RGB curve example


  • exposure·1: The -5.622 EV “PQ scaling”.
  • tone equalizer: I sometimes use more than one tone equalizer module (one for midtones and one for highlights). Since this one is after the PQ scaling, I use it to darken the strongest (and sometimes distracting) highlights, so that they stay within 2 or 3 EVs of HDR overrange. Here, I use an external viewer to assess the result.
  • base curve: A predefined curve that is linear in the SDR range but then smoothly rolls-off the highlights, up to some predefined brightness (here 1600 nits or 16% of the PQ range). This is mostly to ensure that even the strongest specular highlights are mapped to reasonable values.

The other modules aren’t really specific to HDR:

  • white balance & color calibration: Used for white balancing. Either to fine-tune the camera-chosen white balance, or to set it manually (necessary if, for instance, I used UniWB to precisely expose to the right).
  • lens correction, orientation and diffuse or sharpen: Mainly corrective modules. For the latter, I use the “sharpen demosaicing: AA filter” preset because my camera has an AA filter.
  • astrophoto denoise: The noise reduction algorithm that looks best to my eye. I usually don’t try to reduce luma noise because I prefer some “grain” to losing details, so I set chroma to 100% and just tune the strength parameter. But this is really a matter of taste.

Feel free to post your AVIF files here (zipped because otherwise Discuss will refuse them), so I can have a look at them with the Adobe viewer (which is more-or-less the reference implementation for those HDR and gain map standards).

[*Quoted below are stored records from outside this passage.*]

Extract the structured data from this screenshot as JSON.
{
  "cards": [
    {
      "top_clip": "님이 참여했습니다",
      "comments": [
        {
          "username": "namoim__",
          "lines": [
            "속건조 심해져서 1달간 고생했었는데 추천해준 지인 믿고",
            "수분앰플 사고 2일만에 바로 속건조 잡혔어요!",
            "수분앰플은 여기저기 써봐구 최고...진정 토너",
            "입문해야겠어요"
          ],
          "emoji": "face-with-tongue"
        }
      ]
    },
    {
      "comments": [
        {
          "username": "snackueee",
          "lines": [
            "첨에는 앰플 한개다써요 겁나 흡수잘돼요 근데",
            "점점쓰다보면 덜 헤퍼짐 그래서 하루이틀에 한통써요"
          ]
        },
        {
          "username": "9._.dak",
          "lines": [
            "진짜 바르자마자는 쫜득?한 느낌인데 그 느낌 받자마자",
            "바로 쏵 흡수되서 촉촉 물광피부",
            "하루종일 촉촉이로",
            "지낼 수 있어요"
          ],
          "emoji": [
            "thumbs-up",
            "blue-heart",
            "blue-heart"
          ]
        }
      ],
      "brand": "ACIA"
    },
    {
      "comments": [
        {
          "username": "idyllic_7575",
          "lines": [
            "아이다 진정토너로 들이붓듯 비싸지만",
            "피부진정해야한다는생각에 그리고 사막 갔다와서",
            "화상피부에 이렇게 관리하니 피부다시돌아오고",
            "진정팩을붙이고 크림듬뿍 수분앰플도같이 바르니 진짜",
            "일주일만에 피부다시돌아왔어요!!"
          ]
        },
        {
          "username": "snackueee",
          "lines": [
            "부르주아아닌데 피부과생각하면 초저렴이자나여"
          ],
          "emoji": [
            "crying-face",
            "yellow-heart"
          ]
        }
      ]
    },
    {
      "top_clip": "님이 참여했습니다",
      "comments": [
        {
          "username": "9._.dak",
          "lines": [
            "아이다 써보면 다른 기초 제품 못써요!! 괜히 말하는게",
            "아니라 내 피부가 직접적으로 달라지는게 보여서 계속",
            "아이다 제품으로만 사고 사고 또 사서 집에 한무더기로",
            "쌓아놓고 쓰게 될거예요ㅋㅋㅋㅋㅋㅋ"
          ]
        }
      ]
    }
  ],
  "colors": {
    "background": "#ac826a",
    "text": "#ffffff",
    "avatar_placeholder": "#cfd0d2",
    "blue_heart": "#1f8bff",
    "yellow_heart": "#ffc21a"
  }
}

Yep, HDR editing is still a bit experimental and hacky, unless you use one of the few commercial apps that supports it… Hopefully the situation will eventually improve, even on Linux, thanks to the current standardisation efforts and the push from some large industry players :crossed_fingers: